All writers make mistakes. All writers write cringeworthy content. All writers take a long time to figure out the style and voice that fits their stories best. It’s expected that you’re going to mess up plenty of times and write less-than-stellar stories, especially closer to the beginning of your journey.
Why not write through this rough point when there’s no one around to watch you struggle? Perhaps on a public blog where you’re free to practice writing anything and everything as you figure out what you like and don’t, what works for you and doesn’t — what you’re “good at” writing about and aren’t?
A lot of people are going to argue at least one of two points here: either that you shouldn’t put all your messy writing out there for everyone to see, or that it’s pointless to put your early work in places where it isn’t going to get the feedback it (might) “desperately need.”
To the “don’t show off your worst work” point I say this: Most if not all beginning writers are terrified of even just the thought of putting their work out there into the world. I’m not a huge fan of the “dip your toes in the water” approach here. My advice? Use a blog — which is free and highly effective for the forthcoming purpose — to absolutely obliterate this hurdle. If you’re afraid to put your work out there, just start putting it out there. And since it’s yours and under your name, you have the right to take legal action if someone were to try taking it from you. If that’s your fear.
So what if it’s not great? If it’s not great, it’s not great. The only way to get better at writing is to keep writing, and the only way to conquer your fear of putting your work out there is to just keep doing it until it’s so routine it almost doesn’t faze you anymore.
And secondly: If your only reason for not writing or publishing is that you want feedback and don’t know where to get it … you’re not going to get it if you’re not writing or publishing.
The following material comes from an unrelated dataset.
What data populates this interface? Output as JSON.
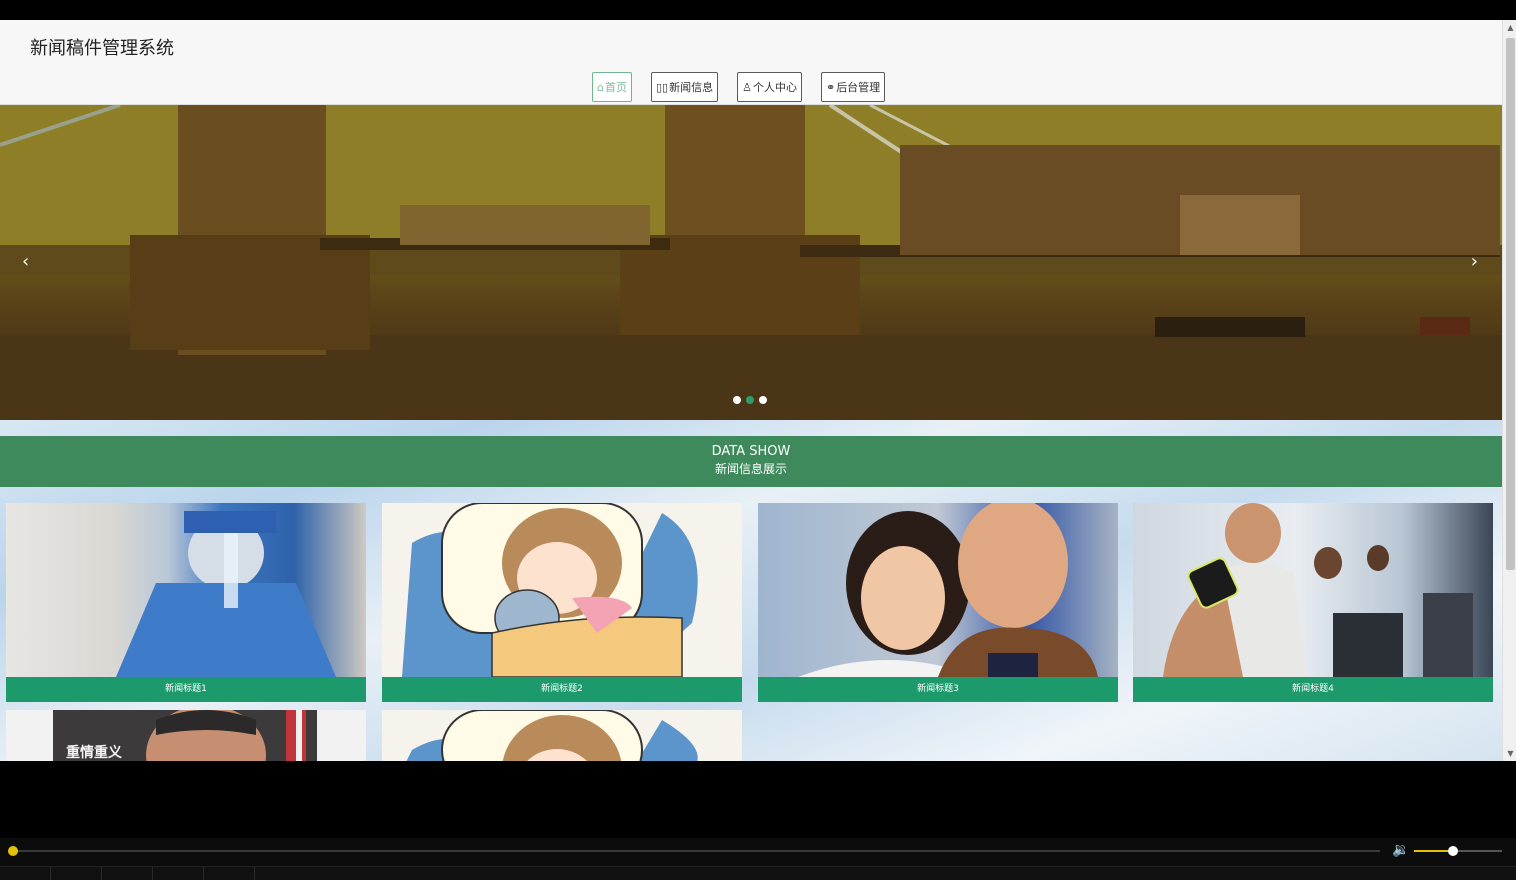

You probably want INSTANT feedback. Which isn’t going to happen. Keep writing/publishing, and you’ll get that feedback one way or another. Eventually.
A good writing sample (hopefully) isn’t hard to find. When I was 19, I started applying for writing internships and opportunities for the first time. I had no professional writing experience to put on a resume or CV. And even though it’s not impossible to submit unpublished writing samples, proving you’ve published your work somewhere increases your chances of getting a gig. (This is coming from a former magazine editor who always favored pitches from previously published writers over ones who had no experience.)
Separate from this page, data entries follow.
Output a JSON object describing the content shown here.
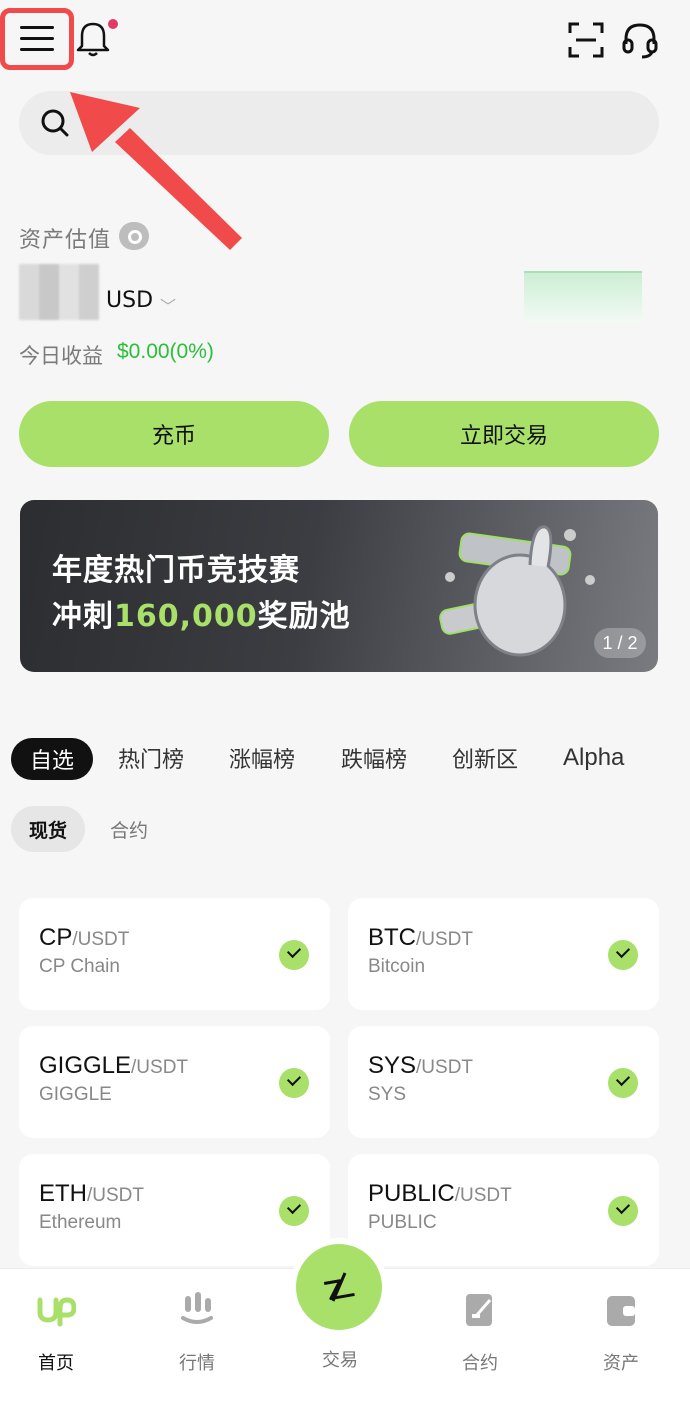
{
  "header": {
    "menu_icon": "hamburger-menu-icon",
    "bell_icon": "bell-icon",
    "scan_icon": "scan-icon",
    "support_icon": "headset-icon"
  },
  "search": {
    "placeholder": ""
  },
  "assets": {
    "label": "资产估值",
    "currency": "USD",
    "pnl_label": "今日收益",
    "pnl_value": "$0.00(0%)"
  },
  "actions": {
    "deposit": "充币",
    "trade": "立即交易"
  },
  "banner": {
    "line1": "年度热门币竞技赛",
    "line2_prefix": "冲刺",
    "line2_highlight": "160,000",
    "line2_suffix": "奖励池",
    "page_indicator": "1 / 2"
  },
  "tabs": [
    "自选",
    "热门榜",
    "涨幅榜",
    "跌幅榜",
    "创新区",
    "Alpha"
  ],
  "subtabs": [
    "现货",
    "合约"
  ],
  "watchlist": [
    {
      "base": "CP",
      "quote": "/USDT",
      "name": "CP Chain"
    },
    {
      "base": "BTC",
      "quote": "/USDT",
      "name": "Bitcoin"
    },
    {
      "base": "GIGGLE",
      "quote": "/USDT",
      "name": "GIGGLE"
    },
    {
      "base": "SYS",
      "quote": "/USDT",
      "name": "SYS"
    },
    {
      "base": "ETH",
      "quote": "/USDT",
      "name": "Ethereum"
    },
    {
      "base": "PUBLIC",
      "quote": "/USDT",
      "name": "PUBLIC"
    }
  ],
  "nav": {
    "home": "首页",
    "market": "行情",
    "trade": "交易",
    "futures": "合约",
    "assets": "资产"
  },
  "colors": {
    "accent": "#a8e06a",
    "positive": "#2bbf3a",
    "highlight_border": "#f04a4a"
  }
}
True, I didn’t have any “traditional” experience. But I landed a magazine writing internship anyway. How? Because I had three years’ worth of blog posts available to the public at that point to prove I could write for a potential audience.
Regardless of what your specific writing career ambitions are, being published can make a huge difference. Yes, you do want to showcase your best work in your portfolio and/or when you submit individual samples when asked for them. But you have to start somewhere. A blog is a great place to start. No matter how rough … my early blog posts aren’t my proudest moments, but they’ve certainly paid off.
Successful writers are reliable and in it for the long haul. Which means they’re probably the kinds of people who start blogs in the late 2000s and are somehow still posting to those same blogs over 10 years later. Well, many of them are successful. Others are still slowly making their way there. Slowly.
I’m always surprised at how many writers don’t take consistency into account when blogging. Many argue it’s not about how “reliable” your schedule is, but instead about the quality of the material you offer. I get that. I respect that. But at some point you might also have to prove to someone you can retain an audience EVEN IF YOU DON’T REALLY HAVE ONE YET. How do you do that?
By posting every Tuesday at 8 a.m. like you say you will.
By getting that email newsletter out on time every two weeks for the two years you’ve been writing it.
By sticking with a project not just for a few months, but for years. By showing that you are willing to adapt to change, that you are willing to experiment and try new things, discover what works and what doesn’t, implement solutions to problems and prove the long-term is your “speciality.”
Small blogs matter. Your blog matters.
By sticking with it, you’re doing your future professional self more favors than you know.
Meg is the creator of Novelty Revisions, dedicated to helping writers put their ideas into words. She is an editor and writer, and a 12-time NaNoWriMo winner. Follow Meg on Twitter for tweets about writing, food, and Star Wars.